Date of Award

Summer 2020

Degree Type


Degree Name

Doctor of Philosophy (PhD)



Committee Chair

Michael Madson

Committee Chair School


Committee Member 2

Bonnie Nicholson

Committee Member 2 School


Committee Member 3

Richard Mohn

Committee Member 3 School


Committee Member 4

Eric Dahlen

Committee Member 4 School
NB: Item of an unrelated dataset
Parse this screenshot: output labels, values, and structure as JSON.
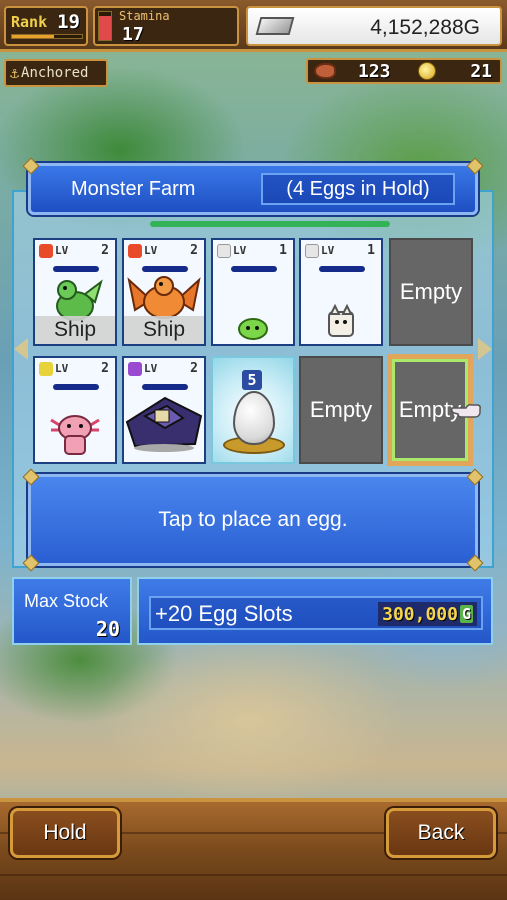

Alcohol use continues to pose a serious public health problem at universities across the U.S., largely due to the extent of consumption and frequency of negative consequences experienced among college students. Alcohol protective behavioral strategies (PBS-A) are an empirically supported repertoire of safe drinking behaviors college students can use to monitor and control their alcohol consumption as well as limit harm while drinking. However, there remains a need to better understand how cognitive mechanisms, such as drinking refusal self-efficacy (DRSE), help explain college student safe alcohol use behaviors to enhance evidenced-based intervention and prevention efforts. Recently, studies that examined the moderating effect of DRSE on the associations among PBS and alcohol use outcomes demonstrated contradictory results. Therefore, the present study evaluated the mediating effects of DRSE broadly and its dimensions (i.e., social pressure DRSE, emotional relief DRSE, opportunistic relief DRSE) in the associations among PBS-A and its subtypes with alcohol use outcomes. Data were collected from a national sample of 380 traditional age (M = 22.50; SD = 1.82), full-time college students (51% male; 68% White, non-Hispanic) who completed an on-line survey about their safe and harmful alcohol use behaviors. Using path analysis, DRSE partially mediated all associations among PBS-A and all outcomes. Moreover, opportunistic relief DRSE mediated relationships between PBS-A and all three outcomes. Finally, all subtypes of DRSE fully mediated the relationship between serious harm reduction PBS-A and negative consequences. Altogether, these results suggest that DRSE may be an important cognitive variable to consider when evaluating PBS-A use and their relationships with alcohol outcomes among college students. Study limitations as well as clinical and research implications will be discussed.